>>>>

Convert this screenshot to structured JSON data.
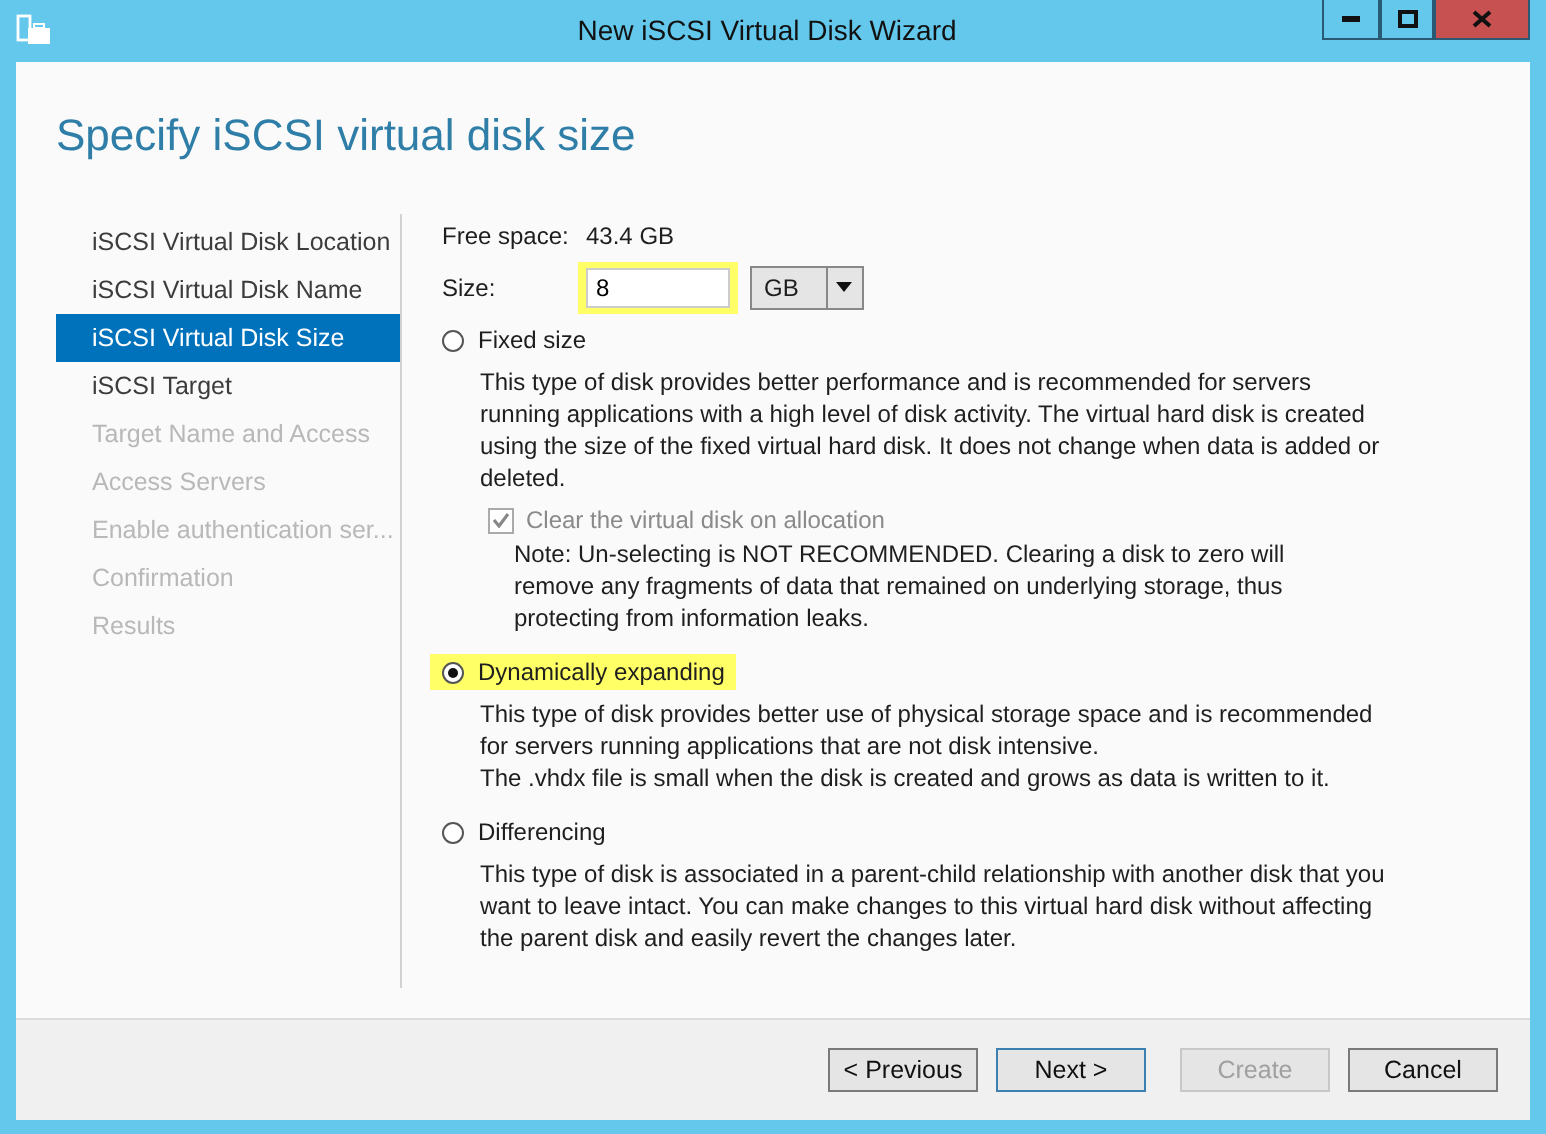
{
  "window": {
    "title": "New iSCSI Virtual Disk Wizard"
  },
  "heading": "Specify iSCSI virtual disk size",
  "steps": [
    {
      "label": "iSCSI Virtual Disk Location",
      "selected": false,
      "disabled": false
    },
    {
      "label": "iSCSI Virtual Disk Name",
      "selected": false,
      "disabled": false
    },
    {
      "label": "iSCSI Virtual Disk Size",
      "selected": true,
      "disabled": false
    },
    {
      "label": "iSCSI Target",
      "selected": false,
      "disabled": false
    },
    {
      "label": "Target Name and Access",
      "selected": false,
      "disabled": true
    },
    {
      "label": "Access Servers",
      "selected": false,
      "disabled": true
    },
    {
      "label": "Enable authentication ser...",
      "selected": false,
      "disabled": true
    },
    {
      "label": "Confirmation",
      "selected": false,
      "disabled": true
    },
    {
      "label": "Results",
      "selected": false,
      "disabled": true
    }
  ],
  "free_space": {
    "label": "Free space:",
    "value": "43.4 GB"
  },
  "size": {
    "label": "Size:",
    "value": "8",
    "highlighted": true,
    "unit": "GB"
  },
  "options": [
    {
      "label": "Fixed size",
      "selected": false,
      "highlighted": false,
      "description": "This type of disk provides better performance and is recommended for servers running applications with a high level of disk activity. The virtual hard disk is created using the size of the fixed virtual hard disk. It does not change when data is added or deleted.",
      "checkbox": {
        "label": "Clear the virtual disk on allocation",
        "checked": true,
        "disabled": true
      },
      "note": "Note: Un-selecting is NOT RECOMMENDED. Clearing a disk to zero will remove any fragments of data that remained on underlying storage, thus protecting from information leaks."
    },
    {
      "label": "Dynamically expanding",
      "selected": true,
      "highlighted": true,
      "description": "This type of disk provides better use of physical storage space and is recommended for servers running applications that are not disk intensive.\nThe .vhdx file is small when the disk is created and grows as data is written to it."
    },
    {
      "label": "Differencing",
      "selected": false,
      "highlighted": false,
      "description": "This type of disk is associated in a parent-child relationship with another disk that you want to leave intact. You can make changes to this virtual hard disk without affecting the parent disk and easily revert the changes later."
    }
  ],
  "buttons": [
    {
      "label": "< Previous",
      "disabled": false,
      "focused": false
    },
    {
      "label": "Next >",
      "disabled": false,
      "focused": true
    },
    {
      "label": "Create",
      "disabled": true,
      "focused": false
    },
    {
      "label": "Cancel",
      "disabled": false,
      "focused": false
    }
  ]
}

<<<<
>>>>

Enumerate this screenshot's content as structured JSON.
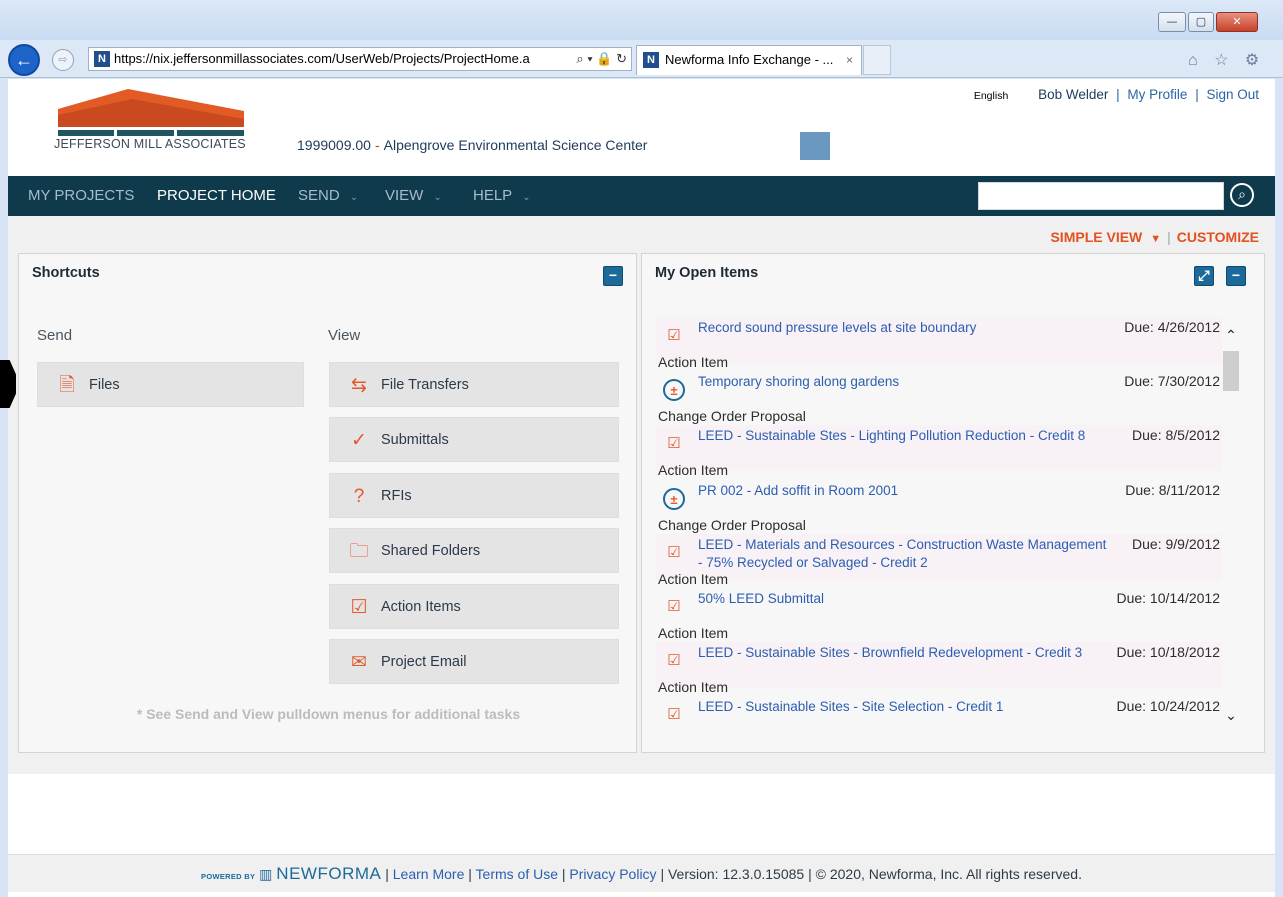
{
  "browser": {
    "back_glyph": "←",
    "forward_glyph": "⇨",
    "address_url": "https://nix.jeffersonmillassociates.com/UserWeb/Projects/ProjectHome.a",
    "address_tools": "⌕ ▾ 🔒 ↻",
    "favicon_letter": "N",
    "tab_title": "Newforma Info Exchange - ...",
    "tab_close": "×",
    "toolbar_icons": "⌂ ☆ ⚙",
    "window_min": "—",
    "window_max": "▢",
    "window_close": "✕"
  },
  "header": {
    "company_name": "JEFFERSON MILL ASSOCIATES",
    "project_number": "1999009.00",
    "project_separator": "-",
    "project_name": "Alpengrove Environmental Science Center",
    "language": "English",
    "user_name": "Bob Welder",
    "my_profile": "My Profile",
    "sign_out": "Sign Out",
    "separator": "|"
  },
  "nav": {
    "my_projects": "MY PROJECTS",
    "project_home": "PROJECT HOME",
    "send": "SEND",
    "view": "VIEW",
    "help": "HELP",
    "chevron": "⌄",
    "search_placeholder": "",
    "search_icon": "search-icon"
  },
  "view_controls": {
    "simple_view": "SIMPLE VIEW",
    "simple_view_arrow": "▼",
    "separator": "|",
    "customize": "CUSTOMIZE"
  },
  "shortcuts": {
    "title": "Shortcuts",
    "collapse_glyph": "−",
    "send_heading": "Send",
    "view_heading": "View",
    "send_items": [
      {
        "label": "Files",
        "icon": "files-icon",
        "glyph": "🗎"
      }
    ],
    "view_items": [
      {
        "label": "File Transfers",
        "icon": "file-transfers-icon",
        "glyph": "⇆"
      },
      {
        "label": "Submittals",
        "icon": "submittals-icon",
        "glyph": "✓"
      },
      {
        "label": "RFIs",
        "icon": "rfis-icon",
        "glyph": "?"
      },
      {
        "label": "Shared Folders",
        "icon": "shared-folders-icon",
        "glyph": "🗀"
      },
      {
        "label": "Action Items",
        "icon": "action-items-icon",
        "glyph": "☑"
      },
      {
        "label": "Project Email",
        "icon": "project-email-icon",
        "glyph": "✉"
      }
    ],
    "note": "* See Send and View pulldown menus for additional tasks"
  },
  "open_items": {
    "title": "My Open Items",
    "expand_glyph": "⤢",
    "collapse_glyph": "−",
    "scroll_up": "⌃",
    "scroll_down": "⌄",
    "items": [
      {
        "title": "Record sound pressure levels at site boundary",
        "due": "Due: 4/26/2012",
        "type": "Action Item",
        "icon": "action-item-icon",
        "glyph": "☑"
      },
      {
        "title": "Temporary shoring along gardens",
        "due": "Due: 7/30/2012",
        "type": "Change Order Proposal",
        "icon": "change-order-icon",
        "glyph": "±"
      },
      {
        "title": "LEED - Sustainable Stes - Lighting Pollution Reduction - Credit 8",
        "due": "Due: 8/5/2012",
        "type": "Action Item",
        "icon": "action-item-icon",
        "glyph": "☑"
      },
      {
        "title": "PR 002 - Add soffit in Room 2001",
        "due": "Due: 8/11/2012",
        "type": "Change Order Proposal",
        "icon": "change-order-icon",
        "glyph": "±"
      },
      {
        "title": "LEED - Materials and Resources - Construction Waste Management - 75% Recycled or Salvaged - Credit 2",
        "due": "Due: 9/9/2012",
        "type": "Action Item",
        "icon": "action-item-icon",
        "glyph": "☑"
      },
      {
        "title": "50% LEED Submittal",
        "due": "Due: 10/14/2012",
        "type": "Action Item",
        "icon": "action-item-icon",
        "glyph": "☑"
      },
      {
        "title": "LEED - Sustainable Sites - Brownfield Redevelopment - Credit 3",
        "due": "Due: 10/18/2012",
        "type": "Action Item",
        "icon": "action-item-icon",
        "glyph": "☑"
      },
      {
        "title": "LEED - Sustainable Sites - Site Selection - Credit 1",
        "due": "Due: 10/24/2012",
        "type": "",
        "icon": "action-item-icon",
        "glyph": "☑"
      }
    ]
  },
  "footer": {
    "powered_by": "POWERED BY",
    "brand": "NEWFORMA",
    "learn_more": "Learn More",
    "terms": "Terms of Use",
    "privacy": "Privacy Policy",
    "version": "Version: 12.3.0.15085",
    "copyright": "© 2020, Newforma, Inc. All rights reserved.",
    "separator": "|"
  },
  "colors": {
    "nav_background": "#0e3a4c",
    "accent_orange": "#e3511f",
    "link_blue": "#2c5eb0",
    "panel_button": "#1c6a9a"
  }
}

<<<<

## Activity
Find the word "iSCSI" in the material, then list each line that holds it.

## Solution
    "title": "New iSCSI Virtual Disk Wizard"
  "heading": "Specify iSCSI virtual disk size",
      "label": "iSCSI Virtual Disk Location",
      "label": "iSCSI Virtual Disk Name",
      "label": "iSCSI Virtual Disk Size",
      "label": "iSCSI Target",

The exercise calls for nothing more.